Nadine Visser of the Netherlands was in third place with 2,131 points after she won the opening 100 hurdles race.
The two-day competition continues with the shot put and the 200 meters later Saturday. The last three events will be Sunday.
Olympic champion Jessica Ennis-Hill was in second place behind Nadine Visser of the Netherlands after the opening 100-meter hurdles of the women's heptathlon on Saturday.
The 20-year-old Visser set a big personal best of 12.81 seconds for a 0.10-second lead over Ennis-Hill. Brianne Theisen-Eaton of Canada had the third-best time with 12.98 while Anastasia Mokhnyuk of Ukraine was in fourth place with 13.07 seconds.
Even though Ennis-Hill was in second place, her time was well off her best - she ran 12.54 to start her Olympic competition in London three years ago.
The women later moved on to their second morning event of the two-day competition, the high jump.
Teenager Ghirmay Ghebreslassie of Eritrea won the men's marathon at the world championships on a sweltering Saturday.
The 19-year-old Ghebreslassie finished in 2 hours, 12 minutes, 27 seconds to hold off Yemane Tsegay of Ethiopia by 40 seconds. Munyo Solomon Mutai of Uganda was third.
Defending world champion and 2012 London Olympic gold medalist Stephen Kiprotich of Uganda wound up sixth.
Ghebreslassie grabbed his country's flag as he entered the Bird's Nest and waved it as the crowd cheered.

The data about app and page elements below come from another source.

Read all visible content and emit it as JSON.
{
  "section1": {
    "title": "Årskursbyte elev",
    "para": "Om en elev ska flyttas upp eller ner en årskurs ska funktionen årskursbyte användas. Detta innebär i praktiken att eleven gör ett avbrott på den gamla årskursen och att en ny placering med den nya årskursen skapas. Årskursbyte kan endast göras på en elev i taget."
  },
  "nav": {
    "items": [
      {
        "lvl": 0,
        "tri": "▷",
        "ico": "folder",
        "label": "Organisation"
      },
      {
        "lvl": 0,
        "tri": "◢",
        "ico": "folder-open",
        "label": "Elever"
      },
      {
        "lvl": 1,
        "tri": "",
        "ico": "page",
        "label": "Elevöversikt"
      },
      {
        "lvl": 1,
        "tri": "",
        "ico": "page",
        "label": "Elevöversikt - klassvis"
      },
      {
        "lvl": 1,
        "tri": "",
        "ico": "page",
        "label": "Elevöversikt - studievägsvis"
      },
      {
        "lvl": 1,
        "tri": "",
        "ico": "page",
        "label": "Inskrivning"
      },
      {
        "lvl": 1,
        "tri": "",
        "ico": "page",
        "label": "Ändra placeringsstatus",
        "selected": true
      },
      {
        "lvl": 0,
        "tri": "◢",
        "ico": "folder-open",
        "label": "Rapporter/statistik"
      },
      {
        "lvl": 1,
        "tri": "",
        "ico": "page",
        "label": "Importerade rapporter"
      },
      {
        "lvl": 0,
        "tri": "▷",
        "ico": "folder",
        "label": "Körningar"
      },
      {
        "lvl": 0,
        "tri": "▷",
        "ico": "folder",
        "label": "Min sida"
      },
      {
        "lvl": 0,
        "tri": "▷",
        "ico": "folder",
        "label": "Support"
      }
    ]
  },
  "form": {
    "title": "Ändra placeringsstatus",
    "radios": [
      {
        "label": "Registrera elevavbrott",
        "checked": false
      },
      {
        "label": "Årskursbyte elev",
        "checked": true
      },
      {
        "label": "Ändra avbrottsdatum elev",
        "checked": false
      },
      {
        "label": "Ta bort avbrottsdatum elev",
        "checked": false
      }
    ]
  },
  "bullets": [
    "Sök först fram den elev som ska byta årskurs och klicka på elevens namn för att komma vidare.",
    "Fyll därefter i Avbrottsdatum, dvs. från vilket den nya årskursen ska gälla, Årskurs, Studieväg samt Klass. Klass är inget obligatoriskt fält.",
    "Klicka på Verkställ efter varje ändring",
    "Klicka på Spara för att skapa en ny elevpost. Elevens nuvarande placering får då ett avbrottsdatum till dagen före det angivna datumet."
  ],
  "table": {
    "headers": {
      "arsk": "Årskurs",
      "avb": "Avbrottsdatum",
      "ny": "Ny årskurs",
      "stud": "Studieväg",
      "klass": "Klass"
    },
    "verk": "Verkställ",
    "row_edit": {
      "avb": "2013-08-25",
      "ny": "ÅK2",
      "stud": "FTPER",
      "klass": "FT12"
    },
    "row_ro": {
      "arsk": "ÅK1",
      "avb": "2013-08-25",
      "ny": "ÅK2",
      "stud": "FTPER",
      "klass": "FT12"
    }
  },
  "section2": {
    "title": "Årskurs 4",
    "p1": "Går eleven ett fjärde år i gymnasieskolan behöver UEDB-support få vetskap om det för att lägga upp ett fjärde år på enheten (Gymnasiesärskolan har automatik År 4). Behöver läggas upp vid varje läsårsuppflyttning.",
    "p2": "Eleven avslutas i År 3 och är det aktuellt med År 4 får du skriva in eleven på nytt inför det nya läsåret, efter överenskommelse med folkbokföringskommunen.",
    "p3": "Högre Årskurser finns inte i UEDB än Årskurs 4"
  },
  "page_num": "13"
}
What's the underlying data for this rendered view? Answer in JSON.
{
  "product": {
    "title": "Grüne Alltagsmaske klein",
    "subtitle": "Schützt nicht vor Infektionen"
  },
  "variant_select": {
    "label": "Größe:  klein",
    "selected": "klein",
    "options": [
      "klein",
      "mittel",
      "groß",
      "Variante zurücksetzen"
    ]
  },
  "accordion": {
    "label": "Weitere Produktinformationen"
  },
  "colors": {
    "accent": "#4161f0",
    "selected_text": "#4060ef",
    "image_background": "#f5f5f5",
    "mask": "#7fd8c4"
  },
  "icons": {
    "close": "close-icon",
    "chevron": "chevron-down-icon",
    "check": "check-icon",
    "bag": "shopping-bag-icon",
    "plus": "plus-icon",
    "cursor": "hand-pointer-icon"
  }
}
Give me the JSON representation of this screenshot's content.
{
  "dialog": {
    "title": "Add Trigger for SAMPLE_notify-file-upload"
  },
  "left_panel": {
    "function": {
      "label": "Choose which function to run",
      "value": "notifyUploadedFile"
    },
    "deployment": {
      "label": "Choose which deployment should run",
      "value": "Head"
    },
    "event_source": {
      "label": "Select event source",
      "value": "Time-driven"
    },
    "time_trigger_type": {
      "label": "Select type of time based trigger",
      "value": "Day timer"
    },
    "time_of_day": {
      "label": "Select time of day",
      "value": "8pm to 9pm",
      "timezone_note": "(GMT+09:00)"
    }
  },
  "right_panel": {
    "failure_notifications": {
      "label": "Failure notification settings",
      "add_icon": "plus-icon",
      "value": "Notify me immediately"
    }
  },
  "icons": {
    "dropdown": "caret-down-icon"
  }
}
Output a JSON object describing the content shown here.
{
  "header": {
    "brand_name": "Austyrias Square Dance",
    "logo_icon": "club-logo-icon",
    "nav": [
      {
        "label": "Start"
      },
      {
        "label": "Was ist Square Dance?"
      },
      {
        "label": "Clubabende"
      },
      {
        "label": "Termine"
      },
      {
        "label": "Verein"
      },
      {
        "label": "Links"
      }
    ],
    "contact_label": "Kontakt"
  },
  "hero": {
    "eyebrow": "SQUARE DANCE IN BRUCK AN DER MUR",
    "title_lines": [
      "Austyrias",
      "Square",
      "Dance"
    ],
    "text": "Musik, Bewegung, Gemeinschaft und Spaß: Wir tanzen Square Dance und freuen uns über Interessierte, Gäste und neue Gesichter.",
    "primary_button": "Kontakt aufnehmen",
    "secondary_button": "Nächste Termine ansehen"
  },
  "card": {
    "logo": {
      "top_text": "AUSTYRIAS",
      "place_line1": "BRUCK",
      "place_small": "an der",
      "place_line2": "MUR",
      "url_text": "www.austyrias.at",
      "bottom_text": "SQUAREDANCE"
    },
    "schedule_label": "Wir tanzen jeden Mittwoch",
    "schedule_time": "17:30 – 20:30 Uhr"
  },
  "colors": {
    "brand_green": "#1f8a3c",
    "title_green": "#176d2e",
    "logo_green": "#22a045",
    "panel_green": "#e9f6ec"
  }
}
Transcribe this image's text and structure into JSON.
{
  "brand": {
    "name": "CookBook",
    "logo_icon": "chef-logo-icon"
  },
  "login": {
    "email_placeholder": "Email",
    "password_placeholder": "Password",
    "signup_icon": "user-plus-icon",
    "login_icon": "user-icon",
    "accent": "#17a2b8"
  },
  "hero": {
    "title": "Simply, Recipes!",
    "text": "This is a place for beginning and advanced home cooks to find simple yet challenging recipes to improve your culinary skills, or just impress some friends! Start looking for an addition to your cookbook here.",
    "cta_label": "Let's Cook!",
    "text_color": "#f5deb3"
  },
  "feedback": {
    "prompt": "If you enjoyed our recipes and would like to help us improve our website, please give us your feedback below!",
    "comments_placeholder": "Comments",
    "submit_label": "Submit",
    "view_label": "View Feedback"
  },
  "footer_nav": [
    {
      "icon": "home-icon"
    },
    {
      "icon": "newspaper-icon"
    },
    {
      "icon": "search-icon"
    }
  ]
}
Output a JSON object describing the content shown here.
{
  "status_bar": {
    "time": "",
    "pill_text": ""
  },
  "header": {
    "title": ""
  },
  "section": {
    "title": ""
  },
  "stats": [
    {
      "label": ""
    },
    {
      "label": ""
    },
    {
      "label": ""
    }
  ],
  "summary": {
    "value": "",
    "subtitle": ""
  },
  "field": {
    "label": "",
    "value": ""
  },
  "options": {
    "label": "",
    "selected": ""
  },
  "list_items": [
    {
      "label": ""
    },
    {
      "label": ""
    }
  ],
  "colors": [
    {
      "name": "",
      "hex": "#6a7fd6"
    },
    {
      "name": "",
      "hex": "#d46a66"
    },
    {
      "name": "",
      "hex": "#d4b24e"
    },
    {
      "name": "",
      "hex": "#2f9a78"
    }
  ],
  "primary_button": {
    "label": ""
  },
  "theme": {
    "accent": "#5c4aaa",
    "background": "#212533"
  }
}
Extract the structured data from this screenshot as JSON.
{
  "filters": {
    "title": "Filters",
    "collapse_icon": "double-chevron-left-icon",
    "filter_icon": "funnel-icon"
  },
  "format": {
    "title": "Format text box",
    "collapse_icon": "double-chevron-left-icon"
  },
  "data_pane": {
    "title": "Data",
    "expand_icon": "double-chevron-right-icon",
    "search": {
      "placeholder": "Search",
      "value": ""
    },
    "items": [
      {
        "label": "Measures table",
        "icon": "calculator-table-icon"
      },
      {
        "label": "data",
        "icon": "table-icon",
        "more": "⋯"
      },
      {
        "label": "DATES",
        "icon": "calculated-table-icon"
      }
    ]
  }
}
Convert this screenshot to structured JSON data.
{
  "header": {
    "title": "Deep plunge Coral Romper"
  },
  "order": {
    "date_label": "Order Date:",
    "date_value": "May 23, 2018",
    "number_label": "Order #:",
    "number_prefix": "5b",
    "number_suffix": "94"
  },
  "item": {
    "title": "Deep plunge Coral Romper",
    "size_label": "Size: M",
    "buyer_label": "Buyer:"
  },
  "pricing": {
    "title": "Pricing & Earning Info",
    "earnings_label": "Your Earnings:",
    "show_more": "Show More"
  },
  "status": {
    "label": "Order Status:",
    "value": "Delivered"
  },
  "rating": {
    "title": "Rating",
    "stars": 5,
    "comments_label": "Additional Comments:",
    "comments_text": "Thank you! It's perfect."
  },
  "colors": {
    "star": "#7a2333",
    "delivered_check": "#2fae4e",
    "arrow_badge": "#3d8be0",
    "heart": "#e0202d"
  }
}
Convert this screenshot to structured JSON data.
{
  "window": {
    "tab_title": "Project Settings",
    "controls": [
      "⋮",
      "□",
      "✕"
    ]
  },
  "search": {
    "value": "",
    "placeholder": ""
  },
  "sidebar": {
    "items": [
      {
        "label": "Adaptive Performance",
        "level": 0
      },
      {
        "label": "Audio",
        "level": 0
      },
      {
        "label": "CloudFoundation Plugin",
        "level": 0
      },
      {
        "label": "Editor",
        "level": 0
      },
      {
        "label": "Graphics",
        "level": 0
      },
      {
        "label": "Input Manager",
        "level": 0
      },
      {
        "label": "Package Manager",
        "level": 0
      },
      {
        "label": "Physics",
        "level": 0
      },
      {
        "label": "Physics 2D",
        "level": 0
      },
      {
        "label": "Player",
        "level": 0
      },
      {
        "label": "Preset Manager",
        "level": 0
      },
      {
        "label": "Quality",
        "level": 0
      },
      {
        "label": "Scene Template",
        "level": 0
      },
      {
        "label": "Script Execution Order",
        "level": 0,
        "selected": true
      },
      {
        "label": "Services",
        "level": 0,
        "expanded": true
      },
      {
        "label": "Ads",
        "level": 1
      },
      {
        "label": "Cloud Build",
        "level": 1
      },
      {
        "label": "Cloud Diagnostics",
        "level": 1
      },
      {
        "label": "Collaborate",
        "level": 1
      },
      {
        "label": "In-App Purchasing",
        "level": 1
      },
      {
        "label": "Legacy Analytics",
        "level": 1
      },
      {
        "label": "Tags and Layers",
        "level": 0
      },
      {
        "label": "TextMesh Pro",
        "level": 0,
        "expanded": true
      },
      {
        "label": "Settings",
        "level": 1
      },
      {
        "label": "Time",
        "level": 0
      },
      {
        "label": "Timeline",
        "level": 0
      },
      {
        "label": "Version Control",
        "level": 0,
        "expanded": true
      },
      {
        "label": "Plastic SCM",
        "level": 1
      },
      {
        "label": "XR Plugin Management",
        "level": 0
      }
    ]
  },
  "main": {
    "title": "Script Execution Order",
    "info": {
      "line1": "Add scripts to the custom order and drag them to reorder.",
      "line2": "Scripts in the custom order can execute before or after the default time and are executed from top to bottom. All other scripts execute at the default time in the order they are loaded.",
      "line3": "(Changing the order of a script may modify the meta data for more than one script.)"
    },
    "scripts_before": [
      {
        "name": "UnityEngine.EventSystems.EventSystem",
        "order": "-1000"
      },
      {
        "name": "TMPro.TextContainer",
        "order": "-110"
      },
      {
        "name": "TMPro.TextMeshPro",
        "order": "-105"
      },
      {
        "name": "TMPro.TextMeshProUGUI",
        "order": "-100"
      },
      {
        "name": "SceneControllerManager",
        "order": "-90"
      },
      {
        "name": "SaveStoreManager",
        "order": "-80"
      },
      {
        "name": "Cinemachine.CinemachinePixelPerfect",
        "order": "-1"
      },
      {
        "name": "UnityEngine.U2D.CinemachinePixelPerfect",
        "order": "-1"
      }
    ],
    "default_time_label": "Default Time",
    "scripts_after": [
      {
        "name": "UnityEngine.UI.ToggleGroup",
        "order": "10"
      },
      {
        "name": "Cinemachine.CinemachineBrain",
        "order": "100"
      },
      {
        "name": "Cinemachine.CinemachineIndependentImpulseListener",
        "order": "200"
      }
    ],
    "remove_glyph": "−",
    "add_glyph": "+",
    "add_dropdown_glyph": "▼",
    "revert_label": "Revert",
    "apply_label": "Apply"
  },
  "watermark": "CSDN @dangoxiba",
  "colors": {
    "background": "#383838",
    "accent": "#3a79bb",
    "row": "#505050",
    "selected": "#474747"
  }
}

It was his first marathon win.
Now this is a surprise: Tsepo Ramonene of Lesotho is leading at the 30-kilometer mark of the men's marathon. This is a runner who wound up last at the 2012 London Olympics among those who finished.
Ramonene doesn't even have his name on his bib, just his number - 724.
The 24-year-old Ramonene is 13 seconds ahead of Ruggero Pertile of Italy.
Daniele Meucci of Italy is leading more than halfway through a tightly bunched men's marathon on a sweltering Saturday in Beijing.
There were 17 runners within eight seconds of Meucci through 25 kilometers, including teammate Ruggero Pertile and defending world champion Stephen Kiprotich of Uganda.
The temperature is already 28 degrees Celsius (83 degrees Fahrenheit). The field tried to find shade whenever possible, hugging the side of the road to gain cover from the trees if only for a few steps. They also ran under coolers spraying water in the second half of the race.
The men's marathon started on a sunny Saturday as a pack of nearly 70 runners hit the streets of Beijing.
The air quality was listed as ''good'' by the U.S Embassy Beijing Air Quality Monitor, with temperatures at 23 degrees Celsius (73 degrees Fahrenheit).
Stephen Kiprotich of Uganda is in the field and looking to defend his world title from Moscow.
Much of the concern around the marathon had to do with pollution levels. But the local organizing committee took steps to improve air quality during the world championships by cutting down on pollution from nearby factories and limiting the amount of cars on the road in the lead-up to the competition.